* What you have to do *
Please return the entries, omitting and altering nothing.

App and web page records
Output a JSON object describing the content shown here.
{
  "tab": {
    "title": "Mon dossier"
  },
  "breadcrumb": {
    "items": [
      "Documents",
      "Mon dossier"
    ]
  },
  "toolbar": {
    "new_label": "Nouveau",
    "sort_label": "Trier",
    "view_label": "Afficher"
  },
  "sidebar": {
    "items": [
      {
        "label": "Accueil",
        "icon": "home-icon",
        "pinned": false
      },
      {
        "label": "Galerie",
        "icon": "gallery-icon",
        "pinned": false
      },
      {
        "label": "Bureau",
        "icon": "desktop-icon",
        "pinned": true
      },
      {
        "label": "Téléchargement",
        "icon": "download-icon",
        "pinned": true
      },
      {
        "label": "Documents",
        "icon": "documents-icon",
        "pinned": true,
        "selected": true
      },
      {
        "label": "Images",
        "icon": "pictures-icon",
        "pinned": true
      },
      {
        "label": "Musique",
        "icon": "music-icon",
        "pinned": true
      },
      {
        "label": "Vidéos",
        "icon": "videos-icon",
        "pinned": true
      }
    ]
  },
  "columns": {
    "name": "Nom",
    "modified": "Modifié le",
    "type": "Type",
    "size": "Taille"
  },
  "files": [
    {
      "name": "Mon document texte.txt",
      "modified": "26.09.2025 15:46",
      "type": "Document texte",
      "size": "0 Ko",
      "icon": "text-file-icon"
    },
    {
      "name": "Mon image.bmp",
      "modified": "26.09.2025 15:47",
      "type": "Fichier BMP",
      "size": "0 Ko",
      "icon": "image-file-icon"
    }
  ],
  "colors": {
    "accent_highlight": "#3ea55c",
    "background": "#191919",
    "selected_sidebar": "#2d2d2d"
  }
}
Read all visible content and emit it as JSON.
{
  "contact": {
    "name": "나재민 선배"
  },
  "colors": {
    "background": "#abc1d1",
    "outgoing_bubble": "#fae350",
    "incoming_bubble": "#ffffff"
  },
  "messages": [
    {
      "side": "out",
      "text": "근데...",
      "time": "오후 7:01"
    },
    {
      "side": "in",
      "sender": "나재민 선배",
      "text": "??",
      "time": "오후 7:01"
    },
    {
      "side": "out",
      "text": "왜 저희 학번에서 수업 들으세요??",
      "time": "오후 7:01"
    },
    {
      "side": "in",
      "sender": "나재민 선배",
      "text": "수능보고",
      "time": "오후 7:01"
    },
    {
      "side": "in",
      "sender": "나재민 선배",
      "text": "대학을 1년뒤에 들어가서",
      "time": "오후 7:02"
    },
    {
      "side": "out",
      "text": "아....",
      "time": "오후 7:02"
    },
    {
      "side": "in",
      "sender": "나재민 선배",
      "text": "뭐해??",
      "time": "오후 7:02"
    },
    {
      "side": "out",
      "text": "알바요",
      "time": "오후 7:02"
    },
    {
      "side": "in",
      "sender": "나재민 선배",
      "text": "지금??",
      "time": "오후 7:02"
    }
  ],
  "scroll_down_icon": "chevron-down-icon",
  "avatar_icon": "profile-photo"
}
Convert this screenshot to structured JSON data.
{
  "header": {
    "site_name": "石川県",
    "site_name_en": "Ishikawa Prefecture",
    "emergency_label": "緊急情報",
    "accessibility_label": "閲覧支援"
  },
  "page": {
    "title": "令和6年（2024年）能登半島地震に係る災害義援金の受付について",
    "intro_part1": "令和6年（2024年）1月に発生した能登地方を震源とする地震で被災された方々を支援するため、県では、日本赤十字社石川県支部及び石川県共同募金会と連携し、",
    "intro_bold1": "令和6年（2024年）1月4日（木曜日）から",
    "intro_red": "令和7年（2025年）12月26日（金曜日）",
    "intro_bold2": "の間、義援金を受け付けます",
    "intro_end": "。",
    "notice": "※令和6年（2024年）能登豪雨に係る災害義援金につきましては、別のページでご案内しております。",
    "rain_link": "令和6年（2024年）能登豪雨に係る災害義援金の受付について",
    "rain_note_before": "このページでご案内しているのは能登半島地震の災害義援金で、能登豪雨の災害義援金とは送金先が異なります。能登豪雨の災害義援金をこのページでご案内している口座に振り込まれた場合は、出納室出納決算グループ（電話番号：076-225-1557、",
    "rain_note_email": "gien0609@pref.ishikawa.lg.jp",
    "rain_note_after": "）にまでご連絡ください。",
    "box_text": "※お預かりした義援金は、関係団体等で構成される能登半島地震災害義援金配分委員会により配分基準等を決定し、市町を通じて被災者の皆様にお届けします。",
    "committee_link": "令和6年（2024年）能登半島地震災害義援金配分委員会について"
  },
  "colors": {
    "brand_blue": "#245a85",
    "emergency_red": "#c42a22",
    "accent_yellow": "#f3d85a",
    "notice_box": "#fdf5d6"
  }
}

* Reply to the exercise *
Output a JSON object describing the content shown here.
{
  "tab": {
    "title": "Mon dossier"
  },
  "breadcrumb": {
    "items": [
      "Documents",
      "Mon dossier"
    ]
  },
  "toolbar": {
    "new_label": "Nouveau",
    "sort_label": "Trier",
    "view_label": "Afficher"
  },
  "sidebar": {
    "items": [
      {
        "label": "Accueil",
        "icon": "home-icon",
        "pinned": false
      },
      {
        "label": "Galerie",
        "icon": "gallery-icon",
        "pinned": false
      },
      {
        "label": "Bureau",
        "icon": "desktop-icon",
        "pinned": true
      },
      {
        "label": "Téléchargement",
        "icon": "download-icon",
        "pinned": true
      },
      {
        "label": "Documents",
        "icon": "documents-icon",
        "pinned": true,
        "selected": true
      },
      {
        "label": "Images",
        "icon": "pictures-icon",
        "pinned": true
      },
      {
        "label": "Musique",
        "icon": "music-icon",
        "pinned": true
      },
      {
        "label": "Vidéos",
        "icon": "videos-icon",
        "pinned": true
      }
    ]
  },
  "columns": {
    "name": "Nom",
    "modified": "Modifié le",
    "type": "Type",
    "size": "Taille"
  },
  "files": [
    {
      "name": "Mon document texte.txt",
      "modified": "26.09.2025 15:46",
      "type": "Document texte",
      "size": "0 Ko",
      "icon": "text-file-icon"
    },
    {
      "name": "Mon image.bmp",
      "modified": "26.09.2025 15:47",
      "type": "Fichier BMP",
      "size": "0 Ko",
      "icon": "image-file-icon"
    }
  ],
  "colors": {
    "accent_highlight": "#3ea55c",
    "background": "#191919",
    "selected_sidebar": "#2d2d2d"
  }
}
Read all visible content and emit it as JSON.
{
  "contact": {
    "name": "나재민 선배"
  },
  "colors": {
    "background": "#abc1d1",
    "outgoing_bubble": "#fae350",
    "incoming_bubble": "#ffffff"
  },
  "messages": [
    {
      "side": "out",
      "text": "근데...",
      "time": "오후 7:01"
    },
    {
      "side": "in",
      "sender": "나재민 선배",
      "text": "??",
      "time": "오후 7:01"
    },
    {
      "side": "out",
      "text": "왜 저희 학번에서 수업 들으세요??",
      "time": "오후 7:01"
    },
    {
      "side": "in",
      "sender": "나재민 선배",
      "text": "수능보고",
      "time": "오후 7:01"
    },
    {
      "side": "in",
      "sender": "나재민 선배",
      "text": "대학을 1년뒤에 들어가서",
      "time": "오후 7:02"
    },
    {
      "side": "out",
      "text": "아....",
      "time": "오후 7:02"
    },
    {
      "side": "in",
      "sender": "나재민 선배",
      "text": "뭐해??",
      "time": "오후 7:02"
    },
    {
      "side": "out",
      "text": "알바요",
      "time": "오후 7:02"
    },
    {
      "side": "in",
      "sender": "나재민 선배",
      "text": "지금??",
      "time": "오후 7:02"
    }
  ],
  "scroll_down_icon": "chevron-down-icon",
  "avatar_icon": "profile-photo"
}
Convert this screenshot to structured JSON data.
{
  "header": {
    "site_name": "石川県",
    "site_name_en": "Ishikawa Prefecture",
    "emergency_label": "緊急情報",
    "accessibility_label": "閲覧支援"
  },
  "page": {
    "title": "令和6年（2024年）能登半島地震に係る災害義援金の受付について",
    "intro_part1": "令和6年（2024年）1月に発生した能登地方を震源とする地震で被災された方々を支援するため、県では、日本赤十字社石川県支部及び石川県共同募金会と連携し、",
    "intro_bold1": "令和6年（2024年）1月4日（木曜日）から",
    "intro_red": "令和7年（2025年）12月26日（金曜日）",
    "intro_bold2": "の間、義援金を受け付けます",
    "intro_end": "。",
    "notice": "※令和6年（2024年）能登豪雨に係る災害義援金につきましては、別のページでご案内しております。",
    "rain_link": "令和6年（2024年）能登豪雨に係る災害義援金の受付について",
    "rain_note_before": "このページでご案内しているのは能登半島地震の災害義援金で、能登豪雨の災害義援金とは送金先が異なります。能登豪雨の災害義援金をこのページでご案内している口座に振り込まれた場合は、出納室出納決算グループ（電話番号：076-225-1557、",
    "rain_note_email": "gien0609@pref.ishikawa.lg.jp",
    "rain_note_after": "）にまでご連絡ください。",
    "box_text": "※お預かりした義援金は、関係団体等で構成される能登半島地震災害義援金配分委員会により配分基準等を決定し、市町を通じて被災者の皆様にお届けします。",
    "committee_link": "令和6年（2024年）能登半島地震災害義援金配分委員会について"
  },
  "colors": {
    "brand_blue": "#245a85",
    "emergency_red": "#c42a22",
    "accent_yellow": "#f3d85a",
    "notice_box": "#fdf5d6"
  }
}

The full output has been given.